In the data that follows, every line containing the word "branch" should be returned.

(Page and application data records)

↓

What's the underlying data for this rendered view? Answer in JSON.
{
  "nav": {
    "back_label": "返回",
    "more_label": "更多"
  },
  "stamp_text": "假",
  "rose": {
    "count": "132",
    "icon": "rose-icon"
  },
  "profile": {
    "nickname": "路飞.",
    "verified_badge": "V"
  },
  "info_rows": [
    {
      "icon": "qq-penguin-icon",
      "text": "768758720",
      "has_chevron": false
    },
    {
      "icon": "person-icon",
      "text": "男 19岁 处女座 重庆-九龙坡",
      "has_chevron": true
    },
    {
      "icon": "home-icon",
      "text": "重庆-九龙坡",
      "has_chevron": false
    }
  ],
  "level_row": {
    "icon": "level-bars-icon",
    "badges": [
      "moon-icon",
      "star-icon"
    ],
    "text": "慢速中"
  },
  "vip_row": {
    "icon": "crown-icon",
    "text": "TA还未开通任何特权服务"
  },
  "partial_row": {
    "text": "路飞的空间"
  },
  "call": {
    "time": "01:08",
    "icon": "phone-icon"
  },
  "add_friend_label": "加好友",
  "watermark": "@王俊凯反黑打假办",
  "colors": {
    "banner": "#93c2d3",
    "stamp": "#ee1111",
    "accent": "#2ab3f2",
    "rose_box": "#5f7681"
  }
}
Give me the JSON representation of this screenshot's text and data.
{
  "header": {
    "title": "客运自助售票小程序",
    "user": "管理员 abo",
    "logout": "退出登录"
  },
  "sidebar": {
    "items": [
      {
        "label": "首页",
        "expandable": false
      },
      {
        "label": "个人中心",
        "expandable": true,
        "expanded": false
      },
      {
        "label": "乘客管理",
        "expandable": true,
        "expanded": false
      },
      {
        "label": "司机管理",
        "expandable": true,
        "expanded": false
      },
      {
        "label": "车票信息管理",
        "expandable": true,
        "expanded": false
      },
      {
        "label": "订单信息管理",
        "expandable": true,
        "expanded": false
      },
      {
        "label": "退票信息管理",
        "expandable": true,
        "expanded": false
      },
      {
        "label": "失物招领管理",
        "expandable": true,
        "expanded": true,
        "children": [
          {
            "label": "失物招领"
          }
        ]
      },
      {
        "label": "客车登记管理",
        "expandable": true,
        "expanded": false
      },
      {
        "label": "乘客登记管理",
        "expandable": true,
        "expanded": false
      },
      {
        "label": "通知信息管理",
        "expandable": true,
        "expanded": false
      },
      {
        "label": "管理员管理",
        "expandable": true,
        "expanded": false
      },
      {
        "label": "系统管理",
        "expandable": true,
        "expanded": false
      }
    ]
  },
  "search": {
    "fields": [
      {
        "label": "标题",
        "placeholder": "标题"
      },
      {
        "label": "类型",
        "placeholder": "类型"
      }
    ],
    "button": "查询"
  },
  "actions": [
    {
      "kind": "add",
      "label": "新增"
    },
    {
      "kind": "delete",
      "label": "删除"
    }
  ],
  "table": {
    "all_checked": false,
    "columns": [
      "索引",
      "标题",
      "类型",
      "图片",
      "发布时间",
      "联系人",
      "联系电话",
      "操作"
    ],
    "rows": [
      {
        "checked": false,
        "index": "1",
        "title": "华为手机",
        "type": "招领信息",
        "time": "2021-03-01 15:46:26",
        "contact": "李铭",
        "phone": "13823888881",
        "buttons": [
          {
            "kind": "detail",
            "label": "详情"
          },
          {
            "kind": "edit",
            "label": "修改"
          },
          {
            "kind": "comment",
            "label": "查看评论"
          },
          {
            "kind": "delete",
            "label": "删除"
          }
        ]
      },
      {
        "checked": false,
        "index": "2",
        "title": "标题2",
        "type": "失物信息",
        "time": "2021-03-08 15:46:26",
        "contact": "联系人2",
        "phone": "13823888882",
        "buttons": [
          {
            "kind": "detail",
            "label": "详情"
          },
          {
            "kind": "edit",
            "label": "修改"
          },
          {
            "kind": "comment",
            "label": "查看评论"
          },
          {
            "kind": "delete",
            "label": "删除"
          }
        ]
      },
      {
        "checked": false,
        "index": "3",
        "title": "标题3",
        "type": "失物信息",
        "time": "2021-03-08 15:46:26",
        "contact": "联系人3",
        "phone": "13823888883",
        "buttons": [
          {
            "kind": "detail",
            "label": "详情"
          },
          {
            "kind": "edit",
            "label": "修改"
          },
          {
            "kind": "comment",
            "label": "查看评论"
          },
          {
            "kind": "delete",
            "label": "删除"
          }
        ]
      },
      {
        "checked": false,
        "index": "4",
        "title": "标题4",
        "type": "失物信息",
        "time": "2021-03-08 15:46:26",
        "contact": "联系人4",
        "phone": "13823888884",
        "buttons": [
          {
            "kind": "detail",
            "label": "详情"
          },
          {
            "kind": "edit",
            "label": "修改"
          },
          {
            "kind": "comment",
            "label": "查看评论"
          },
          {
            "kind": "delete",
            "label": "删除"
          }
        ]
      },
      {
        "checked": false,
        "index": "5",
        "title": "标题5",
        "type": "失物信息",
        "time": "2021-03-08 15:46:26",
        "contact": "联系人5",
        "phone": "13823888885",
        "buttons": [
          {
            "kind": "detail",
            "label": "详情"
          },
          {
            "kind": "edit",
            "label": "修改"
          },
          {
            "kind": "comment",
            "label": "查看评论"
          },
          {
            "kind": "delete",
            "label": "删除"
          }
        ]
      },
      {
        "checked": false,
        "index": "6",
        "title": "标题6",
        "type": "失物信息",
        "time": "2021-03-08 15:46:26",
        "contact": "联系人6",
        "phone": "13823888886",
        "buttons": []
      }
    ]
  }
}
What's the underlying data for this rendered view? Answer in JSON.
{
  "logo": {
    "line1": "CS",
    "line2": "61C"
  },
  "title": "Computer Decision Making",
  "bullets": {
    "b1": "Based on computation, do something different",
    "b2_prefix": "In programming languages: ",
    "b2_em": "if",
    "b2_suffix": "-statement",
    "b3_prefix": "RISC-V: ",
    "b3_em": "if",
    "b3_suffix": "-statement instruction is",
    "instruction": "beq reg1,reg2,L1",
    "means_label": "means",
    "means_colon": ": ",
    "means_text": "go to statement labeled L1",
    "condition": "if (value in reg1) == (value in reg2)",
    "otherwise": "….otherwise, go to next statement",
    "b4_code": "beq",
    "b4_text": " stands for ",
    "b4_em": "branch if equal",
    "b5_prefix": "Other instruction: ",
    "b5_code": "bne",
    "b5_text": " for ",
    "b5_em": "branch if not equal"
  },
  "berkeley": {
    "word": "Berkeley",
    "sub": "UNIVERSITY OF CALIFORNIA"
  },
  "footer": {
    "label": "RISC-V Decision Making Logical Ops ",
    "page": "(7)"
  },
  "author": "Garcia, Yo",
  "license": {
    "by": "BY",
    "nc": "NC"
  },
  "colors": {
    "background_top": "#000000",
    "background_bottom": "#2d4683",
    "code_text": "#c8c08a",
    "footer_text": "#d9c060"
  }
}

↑

# [RESULT BELOW]
    "b4_em": "branch if equal",
    "b5_em": "branch if not equal"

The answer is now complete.